Lilly Pulitzer expanded the business, had a Target collaboration and now the brand is more popular than ever after selling out within a half hour in almost every store. After this success, “New York Magazine” decided to cover the must-see employees and headquarters in Pennsylvania. The public was taken through the bright colored offices and tropical fabrics in a photo tour and it turns out there was more to see than just the brand.
When zooming in on a particular photo, there were remarks and cartoons on the walls and fridges indicating fat-shaming through cartoons. Statements like “Put it down, carb face” were exclaimed in the cartoons next to a drawing of an overweight woman wearing a bikini.
According to the Huffington Post, Lilly Pulitzer’s Vice President of Creative Communication, Jane Schoenborn, released a statement saying, “These illustrations were the work of one individual and were posted in her personal work area. While we are an employer that does encourage people to decorate their own space, we are a female-dominated company and these images do not reflect our values. We apologize for any harm this may have caused.”
With society now-a-days the pressure women feel has risen along with eating disorders. “It is sad. Even if it was just the work of one individual, it still indicates a sense of self-loathing and a fear of obesity that society portrays as disgusting,” said Stephanie Koeller, a junior psychology major and spin instructor. “Don’t get me wrong, I encourage all people to be healthy, but the only way to be healthy is if you accept who you are and love who you are.”
Similarly, Kayla D’Amour, a senior broadcasting major, said when reading the articles all over social media that it was “insane.”
“I fully believe that women in general need to work together to build each other up, not tear each other down,” she said. “The most effective way to change is through positive thoughts and vibes so for this woman to post these in her personal work space is a reflection of her character. If women are posting things like this in their own spaces, how are we ever going to make strides in society?”
Shannon Batt, a junior biology major added, “Certain measurements and sizes are expected and if you do not fit into that mold, you are expected to take extremes to fit into it. I think the most important thing about body image is to have confidence and remember to do what makes you happy.”
In order to move away from these expectations, according to People.com, brands like Aerie have recently taken a stance against this and other eating disorder issues by becoming a sponsor of the National Eating Disorders Association (NEDA).
The company has made a commitment to raising funds, creating awareness and body positivity in its marketing and advertising about the seriousness of eating disorders by not retouching models in any way.

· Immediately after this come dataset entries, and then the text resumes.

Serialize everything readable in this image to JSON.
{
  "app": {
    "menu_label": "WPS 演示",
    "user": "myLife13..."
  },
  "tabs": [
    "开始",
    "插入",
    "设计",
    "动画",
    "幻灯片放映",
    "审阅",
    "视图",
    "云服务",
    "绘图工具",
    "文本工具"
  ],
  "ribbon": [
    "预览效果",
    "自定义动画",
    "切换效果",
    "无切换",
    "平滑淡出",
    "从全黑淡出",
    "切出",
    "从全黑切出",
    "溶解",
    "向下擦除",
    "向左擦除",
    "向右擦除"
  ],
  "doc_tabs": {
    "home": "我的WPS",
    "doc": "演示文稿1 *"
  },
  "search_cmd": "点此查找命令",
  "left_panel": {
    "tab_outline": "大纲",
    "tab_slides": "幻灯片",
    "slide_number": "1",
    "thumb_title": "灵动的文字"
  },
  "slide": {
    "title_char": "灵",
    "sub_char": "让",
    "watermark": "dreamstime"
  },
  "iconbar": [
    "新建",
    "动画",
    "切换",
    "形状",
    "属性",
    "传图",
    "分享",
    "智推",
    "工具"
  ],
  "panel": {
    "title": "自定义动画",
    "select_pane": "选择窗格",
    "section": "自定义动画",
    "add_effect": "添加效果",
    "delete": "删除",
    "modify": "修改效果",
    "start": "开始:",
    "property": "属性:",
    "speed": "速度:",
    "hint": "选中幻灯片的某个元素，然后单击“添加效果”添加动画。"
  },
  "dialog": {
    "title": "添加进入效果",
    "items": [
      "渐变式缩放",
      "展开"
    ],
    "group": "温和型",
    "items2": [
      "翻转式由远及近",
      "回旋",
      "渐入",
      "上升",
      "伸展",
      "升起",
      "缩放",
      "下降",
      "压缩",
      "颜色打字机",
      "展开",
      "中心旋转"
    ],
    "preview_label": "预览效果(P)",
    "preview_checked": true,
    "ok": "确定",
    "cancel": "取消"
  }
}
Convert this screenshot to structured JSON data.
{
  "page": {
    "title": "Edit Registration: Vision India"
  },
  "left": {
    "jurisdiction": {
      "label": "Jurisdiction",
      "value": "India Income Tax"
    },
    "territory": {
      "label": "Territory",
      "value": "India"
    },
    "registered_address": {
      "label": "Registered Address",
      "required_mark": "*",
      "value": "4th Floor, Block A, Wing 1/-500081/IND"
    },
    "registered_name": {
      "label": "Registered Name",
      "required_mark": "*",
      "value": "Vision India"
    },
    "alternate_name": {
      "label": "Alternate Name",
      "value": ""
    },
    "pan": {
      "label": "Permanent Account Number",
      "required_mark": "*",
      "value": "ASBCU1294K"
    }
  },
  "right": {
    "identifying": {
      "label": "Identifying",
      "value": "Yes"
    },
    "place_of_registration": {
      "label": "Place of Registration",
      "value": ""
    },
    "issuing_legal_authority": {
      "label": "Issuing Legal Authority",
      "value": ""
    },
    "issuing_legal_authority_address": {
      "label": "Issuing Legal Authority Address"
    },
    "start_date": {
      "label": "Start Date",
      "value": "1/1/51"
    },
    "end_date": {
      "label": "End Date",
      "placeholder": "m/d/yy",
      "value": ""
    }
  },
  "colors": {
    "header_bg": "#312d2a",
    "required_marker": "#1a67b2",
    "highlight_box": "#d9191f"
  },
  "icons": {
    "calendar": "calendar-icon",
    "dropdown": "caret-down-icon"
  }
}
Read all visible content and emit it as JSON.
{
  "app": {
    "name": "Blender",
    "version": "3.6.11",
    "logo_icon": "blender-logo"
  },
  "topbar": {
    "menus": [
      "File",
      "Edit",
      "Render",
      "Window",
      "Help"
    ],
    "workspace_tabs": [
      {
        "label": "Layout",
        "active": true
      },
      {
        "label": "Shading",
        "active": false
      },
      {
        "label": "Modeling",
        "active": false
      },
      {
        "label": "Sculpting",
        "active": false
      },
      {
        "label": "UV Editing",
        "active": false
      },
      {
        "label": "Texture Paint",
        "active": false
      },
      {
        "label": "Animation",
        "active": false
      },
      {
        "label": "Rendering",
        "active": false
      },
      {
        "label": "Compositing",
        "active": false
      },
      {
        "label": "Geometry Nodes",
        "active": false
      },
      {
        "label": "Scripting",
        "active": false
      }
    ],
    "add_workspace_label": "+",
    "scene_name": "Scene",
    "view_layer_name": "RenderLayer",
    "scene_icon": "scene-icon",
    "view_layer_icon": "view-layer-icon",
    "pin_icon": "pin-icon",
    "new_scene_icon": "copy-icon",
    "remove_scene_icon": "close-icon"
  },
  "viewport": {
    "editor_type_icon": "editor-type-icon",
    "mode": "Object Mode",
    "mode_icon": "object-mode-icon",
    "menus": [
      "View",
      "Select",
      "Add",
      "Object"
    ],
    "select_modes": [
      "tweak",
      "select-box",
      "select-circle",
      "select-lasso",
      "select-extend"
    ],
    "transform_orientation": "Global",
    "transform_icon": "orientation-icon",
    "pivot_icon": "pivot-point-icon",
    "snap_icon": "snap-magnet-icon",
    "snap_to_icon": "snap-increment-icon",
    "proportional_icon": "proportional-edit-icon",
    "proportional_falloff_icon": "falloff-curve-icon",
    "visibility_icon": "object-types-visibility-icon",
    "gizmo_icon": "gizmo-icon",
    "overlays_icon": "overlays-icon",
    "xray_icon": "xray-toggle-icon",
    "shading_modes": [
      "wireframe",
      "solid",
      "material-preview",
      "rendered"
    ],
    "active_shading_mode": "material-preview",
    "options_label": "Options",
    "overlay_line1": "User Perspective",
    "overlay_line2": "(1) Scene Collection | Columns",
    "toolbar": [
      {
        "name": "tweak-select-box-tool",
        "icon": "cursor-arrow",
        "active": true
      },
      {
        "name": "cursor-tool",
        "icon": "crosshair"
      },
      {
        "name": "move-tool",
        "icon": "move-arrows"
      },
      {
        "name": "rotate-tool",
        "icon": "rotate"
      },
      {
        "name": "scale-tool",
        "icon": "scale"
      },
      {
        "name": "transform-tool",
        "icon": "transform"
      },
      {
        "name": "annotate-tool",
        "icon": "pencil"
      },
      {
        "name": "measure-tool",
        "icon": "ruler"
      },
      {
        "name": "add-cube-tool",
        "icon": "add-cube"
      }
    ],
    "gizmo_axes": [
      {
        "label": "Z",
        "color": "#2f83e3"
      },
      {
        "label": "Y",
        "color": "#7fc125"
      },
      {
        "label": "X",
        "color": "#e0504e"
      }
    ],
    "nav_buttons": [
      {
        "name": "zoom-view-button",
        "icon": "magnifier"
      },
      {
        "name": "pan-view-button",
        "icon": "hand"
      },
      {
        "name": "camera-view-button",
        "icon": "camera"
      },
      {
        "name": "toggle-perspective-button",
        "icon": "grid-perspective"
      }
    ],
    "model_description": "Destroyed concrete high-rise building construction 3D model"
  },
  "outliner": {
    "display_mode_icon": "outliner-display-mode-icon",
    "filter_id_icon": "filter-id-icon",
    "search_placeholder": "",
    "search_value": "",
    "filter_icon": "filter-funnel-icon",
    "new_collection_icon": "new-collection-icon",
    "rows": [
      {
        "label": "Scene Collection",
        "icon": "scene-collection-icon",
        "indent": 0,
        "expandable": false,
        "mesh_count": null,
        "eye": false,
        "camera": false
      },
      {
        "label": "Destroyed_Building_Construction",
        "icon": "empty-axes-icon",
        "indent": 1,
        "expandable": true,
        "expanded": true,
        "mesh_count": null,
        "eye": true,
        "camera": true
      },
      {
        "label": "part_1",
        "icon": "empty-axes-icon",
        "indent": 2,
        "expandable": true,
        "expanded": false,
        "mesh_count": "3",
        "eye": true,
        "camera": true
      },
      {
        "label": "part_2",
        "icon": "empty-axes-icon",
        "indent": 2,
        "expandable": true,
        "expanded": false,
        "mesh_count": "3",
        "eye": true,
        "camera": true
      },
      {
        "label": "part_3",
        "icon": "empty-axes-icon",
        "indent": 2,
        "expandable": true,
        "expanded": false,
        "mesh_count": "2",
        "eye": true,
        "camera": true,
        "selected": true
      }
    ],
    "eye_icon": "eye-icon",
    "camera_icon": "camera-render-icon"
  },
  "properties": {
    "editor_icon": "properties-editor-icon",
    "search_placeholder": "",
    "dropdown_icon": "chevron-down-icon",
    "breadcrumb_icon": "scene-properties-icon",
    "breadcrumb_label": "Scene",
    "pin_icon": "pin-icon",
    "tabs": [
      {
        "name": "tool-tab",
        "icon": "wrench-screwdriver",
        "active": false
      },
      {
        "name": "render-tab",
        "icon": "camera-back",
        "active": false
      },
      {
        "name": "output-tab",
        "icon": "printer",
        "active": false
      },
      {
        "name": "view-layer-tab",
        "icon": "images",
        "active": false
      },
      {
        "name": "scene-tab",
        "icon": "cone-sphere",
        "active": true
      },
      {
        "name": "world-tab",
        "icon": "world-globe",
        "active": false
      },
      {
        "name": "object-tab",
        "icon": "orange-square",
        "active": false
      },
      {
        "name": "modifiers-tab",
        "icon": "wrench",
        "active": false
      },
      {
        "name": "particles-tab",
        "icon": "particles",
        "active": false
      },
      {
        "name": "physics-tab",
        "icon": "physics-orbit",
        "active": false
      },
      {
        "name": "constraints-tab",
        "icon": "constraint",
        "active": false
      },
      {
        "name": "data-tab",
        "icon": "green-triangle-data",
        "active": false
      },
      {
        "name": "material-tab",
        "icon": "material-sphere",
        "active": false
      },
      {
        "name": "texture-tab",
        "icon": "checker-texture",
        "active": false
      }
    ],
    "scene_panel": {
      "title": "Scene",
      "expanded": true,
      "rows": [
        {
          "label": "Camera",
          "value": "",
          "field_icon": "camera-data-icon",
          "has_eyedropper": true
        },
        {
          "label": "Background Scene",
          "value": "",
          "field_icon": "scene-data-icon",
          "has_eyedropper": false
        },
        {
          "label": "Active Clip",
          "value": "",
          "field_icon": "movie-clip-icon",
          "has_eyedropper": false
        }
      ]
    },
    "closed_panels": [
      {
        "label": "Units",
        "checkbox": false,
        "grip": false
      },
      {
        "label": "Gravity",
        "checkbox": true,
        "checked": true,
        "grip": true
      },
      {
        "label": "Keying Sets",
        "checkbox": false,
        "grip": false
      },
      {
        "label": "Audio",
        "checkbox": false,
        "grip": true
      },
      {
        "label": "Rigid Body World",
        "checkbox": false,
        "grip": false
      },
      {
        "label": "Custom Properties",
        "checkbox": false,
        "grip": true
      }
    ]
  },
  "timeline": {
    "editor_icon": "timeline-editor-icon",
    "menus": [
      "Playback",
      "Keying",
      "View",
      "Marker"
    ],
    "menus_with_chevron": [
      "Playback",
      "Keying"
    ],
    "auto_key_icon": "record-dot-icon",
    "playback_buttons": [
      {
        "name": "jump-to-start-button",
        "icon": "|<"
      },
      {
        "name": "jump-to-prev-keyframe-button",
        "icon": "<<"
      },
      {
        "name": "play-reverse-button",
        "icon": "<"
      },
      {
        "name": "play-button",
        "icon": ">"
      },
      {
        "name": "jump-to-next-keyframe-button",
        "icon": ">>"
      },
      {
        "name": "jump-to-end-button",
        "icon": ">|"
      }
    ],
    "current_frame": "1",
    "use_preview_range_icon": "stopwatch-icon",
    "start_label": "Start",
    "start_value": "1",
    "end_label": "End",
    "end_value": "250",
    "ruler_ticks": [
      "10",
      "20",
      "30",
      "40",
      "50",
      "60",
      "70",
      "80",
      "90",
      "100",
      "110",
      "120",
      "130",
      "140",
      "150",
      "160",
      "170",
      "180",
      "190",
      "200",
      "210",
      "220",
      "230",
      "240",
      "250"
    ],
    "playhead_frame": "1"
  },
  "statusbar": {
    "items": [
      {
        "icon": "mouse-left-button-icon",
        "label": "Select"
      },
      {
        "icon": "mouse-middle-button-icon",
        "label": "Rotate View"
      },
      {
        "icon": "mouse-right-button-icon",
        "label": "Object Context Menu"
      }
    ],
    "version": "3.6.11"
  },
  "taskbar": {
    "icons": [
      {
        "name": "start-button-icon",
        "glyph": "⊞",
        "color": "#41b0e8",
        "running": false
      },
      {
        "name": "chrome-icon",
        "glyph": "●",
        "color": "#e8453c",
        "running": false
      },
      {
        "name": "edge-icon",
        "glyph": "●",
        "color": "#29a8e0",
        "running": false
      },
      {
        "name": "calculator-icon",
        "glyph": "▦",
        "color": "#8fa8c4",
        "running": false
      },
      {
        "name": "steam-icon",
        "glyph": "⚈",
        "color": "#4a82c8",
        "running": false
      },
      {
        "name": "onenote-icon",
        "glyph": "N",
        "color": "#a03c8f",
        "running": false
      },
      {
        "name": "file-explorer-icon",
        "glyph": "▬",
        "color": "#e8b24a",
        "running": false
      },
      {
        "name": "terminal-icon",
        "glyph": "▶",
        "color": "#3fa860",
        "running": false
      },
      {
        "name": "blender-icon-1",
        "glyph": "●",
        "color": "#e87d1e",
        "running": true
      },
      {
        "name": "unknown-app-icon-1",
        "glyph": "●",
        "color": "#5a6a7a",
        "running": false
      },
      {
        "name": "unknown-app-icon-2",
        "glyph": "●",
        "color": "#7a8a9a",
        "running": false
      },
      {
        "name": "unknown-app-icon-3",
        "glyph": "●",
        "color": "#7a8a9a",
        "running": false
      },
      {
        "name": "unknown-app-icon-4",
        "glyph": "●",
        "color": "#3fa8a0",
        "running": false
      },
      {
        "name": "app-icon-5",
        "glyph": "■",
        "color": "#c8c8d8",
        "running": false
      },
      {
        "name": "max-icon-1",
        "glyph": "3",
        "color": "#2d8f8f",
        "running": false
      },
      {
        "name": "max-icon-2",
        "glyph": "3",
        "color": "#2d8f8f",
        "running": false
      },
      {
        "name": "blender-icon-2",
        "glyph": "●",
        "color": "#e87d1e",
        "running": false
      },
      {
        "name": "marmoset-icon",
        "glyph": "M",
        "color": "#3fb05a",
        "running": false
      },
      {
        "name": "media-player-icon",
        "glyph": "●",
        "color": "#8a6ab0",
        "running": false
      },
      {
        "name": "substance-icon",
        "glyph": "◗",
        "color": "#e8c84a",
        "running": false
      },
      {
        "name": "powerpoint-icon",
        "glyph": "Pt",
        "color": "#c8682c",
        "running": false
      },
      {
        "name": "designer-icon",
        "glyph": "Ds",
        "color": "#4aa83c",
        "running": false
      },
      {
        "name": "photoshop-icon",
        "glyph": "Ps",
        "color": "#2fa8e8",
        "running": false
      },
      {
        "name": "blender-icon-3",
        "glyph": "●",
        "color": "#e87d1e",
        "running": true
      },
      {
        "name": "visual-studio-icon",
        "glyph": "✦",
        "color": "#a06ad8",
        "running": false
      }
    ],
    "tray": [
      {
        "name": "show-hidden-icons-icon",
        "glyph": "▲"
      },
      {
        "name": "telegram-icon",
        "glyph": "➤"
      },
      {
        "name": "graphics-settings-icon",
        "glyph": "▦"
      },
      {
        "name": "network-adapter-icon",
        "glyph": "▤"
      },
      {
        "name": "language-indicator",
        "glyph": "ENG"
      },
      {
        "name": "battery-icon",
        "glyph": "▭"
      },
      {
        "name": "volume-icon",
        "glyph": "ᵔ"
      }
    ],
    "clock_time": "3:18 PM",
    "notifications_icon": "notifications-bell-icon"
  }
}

The organization also holds over 65 walks a year that Aerie has gotten involved with as well.
Now with the cartoons becoming public, the brand has been criticized for failing to include extended and plus sizes in store. According to the official Lilly Pulitzer site, plus size options are available online only. Although women have strong opinions on this case and society’s image of the “ideal woman,” people can turn to motivating campaigns on social media like #healthyisthenewskinny and #healthyishot for motivation and inspiration about their bodies no matter what shape or size they are.
Amanda Boyer can be reached at firstname.lastname@example.org.